Component data from apps and pages
◆ ◆ ◆ ◆ ◆ ◆ ◆

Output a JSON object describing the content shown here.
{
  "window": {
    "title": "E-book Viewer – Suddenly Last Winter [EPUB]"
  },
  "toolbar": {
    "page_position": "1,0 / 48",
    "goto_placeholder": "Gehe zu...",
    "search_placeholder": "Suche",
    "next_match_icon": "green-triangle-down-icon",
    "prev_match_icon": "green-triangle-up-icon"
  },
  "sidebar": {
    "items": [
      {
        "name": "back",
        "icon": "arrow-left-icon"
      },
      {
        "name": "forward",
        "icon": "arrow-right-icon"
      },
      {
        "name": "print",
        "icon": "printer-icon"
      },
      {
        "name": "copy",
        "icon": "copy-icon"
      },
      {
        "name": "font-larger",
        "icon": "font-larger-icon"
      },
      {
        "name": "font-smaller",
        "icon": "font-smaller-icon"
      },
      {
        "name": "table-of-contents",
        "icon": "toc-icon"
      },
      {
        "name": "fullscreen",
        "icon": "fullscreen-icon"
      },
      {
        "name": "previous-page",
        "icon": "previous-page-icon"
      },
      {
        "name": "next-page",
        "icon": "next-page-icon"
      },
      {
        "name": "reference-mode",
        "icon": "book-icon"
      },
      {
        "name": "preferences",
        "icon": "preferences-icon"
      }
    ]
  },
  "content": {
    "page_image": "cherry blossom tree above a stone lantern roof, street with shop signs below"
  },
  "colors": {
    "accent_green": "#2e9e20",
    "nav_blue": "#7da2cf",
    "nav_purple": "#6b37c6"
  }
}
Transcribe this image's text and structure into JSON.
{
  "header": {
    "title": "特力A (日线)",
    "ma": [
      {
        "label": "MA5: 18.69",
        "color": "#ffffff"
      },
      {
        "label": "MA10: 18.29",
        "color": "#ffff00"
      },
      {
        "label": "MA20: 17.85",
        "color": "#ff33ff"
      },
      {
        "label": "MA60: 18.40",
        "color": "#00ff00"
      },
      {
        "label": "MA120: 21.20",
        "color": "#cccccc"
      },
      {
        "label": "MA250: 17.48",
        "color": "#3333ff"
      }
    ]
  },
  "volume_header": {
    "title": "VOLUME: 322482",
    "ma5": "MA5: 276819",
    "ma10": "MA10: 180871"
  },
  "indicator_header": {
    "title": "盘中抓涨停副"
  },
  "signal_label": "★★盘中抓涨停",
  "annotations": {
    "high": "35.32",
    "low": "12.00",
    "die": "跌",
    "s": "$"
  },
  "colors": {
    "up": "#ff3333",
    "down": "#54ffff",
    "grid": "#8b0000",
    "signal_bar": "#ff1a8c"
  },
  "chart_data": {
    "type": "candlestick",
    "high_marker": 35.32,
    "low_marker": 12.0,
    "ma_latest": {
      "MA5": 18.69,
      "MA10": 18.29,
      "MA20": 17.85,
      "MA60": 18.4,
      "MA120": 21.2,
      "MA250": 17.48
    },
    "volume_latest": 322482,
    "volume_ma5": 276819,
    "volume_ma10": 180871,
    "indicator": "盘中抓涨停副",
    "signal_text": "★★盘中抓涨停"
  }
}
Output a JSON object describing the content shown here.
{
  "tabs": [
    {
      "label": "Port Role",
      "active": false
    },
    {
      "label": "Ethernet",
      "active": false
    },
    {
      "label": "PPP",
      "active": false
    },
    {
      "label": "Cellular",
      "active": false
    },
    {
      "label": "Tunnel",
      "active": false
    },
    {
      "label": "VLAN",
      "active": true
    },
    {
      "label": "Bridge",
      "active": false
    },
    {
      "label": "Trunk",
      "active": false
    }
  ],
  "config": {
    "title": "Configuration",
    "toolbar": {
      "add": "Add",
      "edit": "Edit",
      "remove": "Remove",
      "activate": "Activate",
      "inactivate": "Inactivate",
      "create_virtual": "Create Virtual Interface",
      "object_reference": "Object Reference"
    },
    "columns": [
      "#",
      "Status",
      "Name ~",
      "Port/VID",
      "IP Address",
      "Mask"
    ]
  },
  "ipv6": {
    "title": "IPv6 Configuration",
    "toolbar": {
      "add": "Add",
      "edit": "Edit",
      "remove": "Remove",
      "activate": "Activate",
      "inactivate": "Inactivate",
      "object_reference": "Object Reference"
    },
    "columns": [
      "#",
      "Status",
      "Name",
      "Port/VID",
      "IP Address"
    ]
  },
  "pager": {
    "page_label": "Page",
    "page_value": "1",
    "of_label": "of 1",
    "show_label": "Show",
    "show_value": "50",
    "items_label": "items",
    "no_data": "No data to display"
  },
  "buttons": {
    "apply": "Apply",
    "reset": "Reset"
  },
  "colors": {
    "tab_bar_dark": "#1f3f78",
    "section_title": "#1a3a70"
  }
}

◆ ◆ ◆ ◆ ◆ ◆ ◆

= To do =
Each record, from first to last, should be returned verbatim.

= Expected answer =
Output a JSON object describing the content shown here.
{
  "window": {
    "title": "E-book Viewer – Suddenly Last Winter [EPUB]"
  },
  "toolbar": {
    "page_position": "1,0 / 48",
    "goto_placeholder": "Gehe zu...",
    "search_placeholder": "Suche",
    "next_match_icon": "green-triangle-down-icon",
    "prev_match_icon": "green-triangle-up-icon"
  },
  "sidebar": {
    "items": [
      {
        "name": "back",
        "icon": "arrow-left-icon"
      },
      {
        "name": "forward",
        "icon": "arrow-right-icon"
      },
      {
        "name": "print",
        "icon": "printer-icon"
      },
      {
        "name": "copy",
        "icon": "copy-icon"
      },
      {
        "name": "font-larger",
        "icon": "font-larger-icon"
      },
      {
        "name": "font-smaller",
        "icon": "font-smaller-icon"
      },
      {
        "name": "table-of-contents",
        "icon": "toc-icon"
      },
      {
        "name": "fullscreen",
        "icon": "fullscreen-icon"
      },
      {
        "name": "previous-page",
        "icon": "previous-page-icon"
      },
      {
        "name": "next-page",
        "icon": "next-page-icon"
      },
      {
        "name": "reference-mode",
        "icon": "book-icon"
      },
      {
        "name": "preferences",
        "icon": "preferences-icon"
      }
    ]
  },
  "content": {
    "page_image": "cherry blossom tree above a stone lantern roof, street with shop signs below"
  },
  "colors": {
    "accent_green": "#2e9e20",
    "nav_blue": "#7da2cf",
    "nav_purple": "#6b37c6"
  }
}
Transcribe this image's text and structure into JSON.
{
  "header": {
    "title": "特力A (日线)",
    "ma": [
      {
        "label": "MA5: 18.69",
        "color": "#ffffff"
      },
      {
        "label": "MA10: 18.29",
        "color": "#ffff00"
      },
      {
        "label": "MA20: 17.85",
        "color": "#ff33ff"
      },
      {
        "label": "MA60: 18.40",
        "color": "#00ff00"
      },
      {
        "label": "MA120: 21.20",
        "color": "#cccccc"
      },
      {
        "label": "MA250: 17.48",
        "color": "#3333ff"
      }
    ]
  },
  "volume_header": {
    "title": "VOLUME: 322482",
    "ma5": "MA5: 276819",
    "ma10": "MA10: 180871"
  },
  "indicator_header": {
    "title": "盘中抓涨停副"
  },
  "signal_label": "★★盘中抓涨停",
  "annotations": {
    "high": "35.32",
    "low": "12.00",
    "die": "跌",
    "s": "$"
  },
  "colors": {
    "up": "#ff3333",
    "down": "#54ffff",
    "grid": "#8b0000",
    "signal_bar": "#ff1a8c"
  },
  "chart_data": {
    "type": "candlestick",
    "high_marker": 35.32,
    "low_marker": 12.0,
    "ma_latest": {
      "MA5": 18.69,
      "MA10": 18.29,
      "MA20": 17.85,
      "MA60": 18.4,
      "MA120": 21.2,
      "MA250": 17.48
    },
    "volume_latest": 322482,
    "volume_ma5": 276819,
    "volume_ma10": 180871,
    "indicator": "盘中抓涨停副",
    "signal_text": "★★盘中抓涨停"
  }
}
Output a JSON object describing the content shown here.
{
  "tabs": [
    {
      "label": "Port Role",
      "active": false
    },
    {
      "label": "Ethernet",
      "active": false
    },
    {
      "label": "PPP",
      "active": false
    },
    {
      "label": "Cellular",
      "active": false
    },
    {
      "label": "Tunnel",
      "active": false
    },
    {
      "label": "VLAN",
      "active": true
    },
    {
      "label": "Bridge",
      "active": false
    },
    {
      "label": "Trunk",
      "active": false
    }
  ],
  "config": {
    "title": "Configuration",
    "toolbar": {
      "add": "Add",
      "edit": "Edit",
      "remove": "Remove",
      "activate": "Activate",
      "inactivate": "Inactivate",
      "create_virtual": "Create Virtual Interface",
      "object_reference": "Object Reference"
    },
    "columns": [
      "#",
      "Status",
      "Name ~",
      "Port/VID",
      "IP Address",
      "Mask"
    ]
  },
  "ipv6": {
    "title": "IPv6 Configuration",
    "toolbar": {
      "add": "Add",
      "edit": "Edit",
      "remove": "Remove",
      "activate": "Activate",
      "inactivate": "Inactivate",
      "object_reference": "Object Reference"
    },
    "columns": [
      "#",
      "Status",
      "Name",
      "Port/VID",
      "IP Address"
    ]
  },
  "pager": {
    "page_label": "Page",
    "page_value": "1",
    "of_label": "of 1",
    "show_label": "Show",
    "show_value": "50",
    "items_label": "items",
    "no_data": "No data to display"
  },
  "buttons": {
    "apply": "Apply",
    "reset": "Reset"
  },
  "colors": {
    "tab_bar_dark": "#1f3f78",
    "section_title": "#1a3a70"
  }
}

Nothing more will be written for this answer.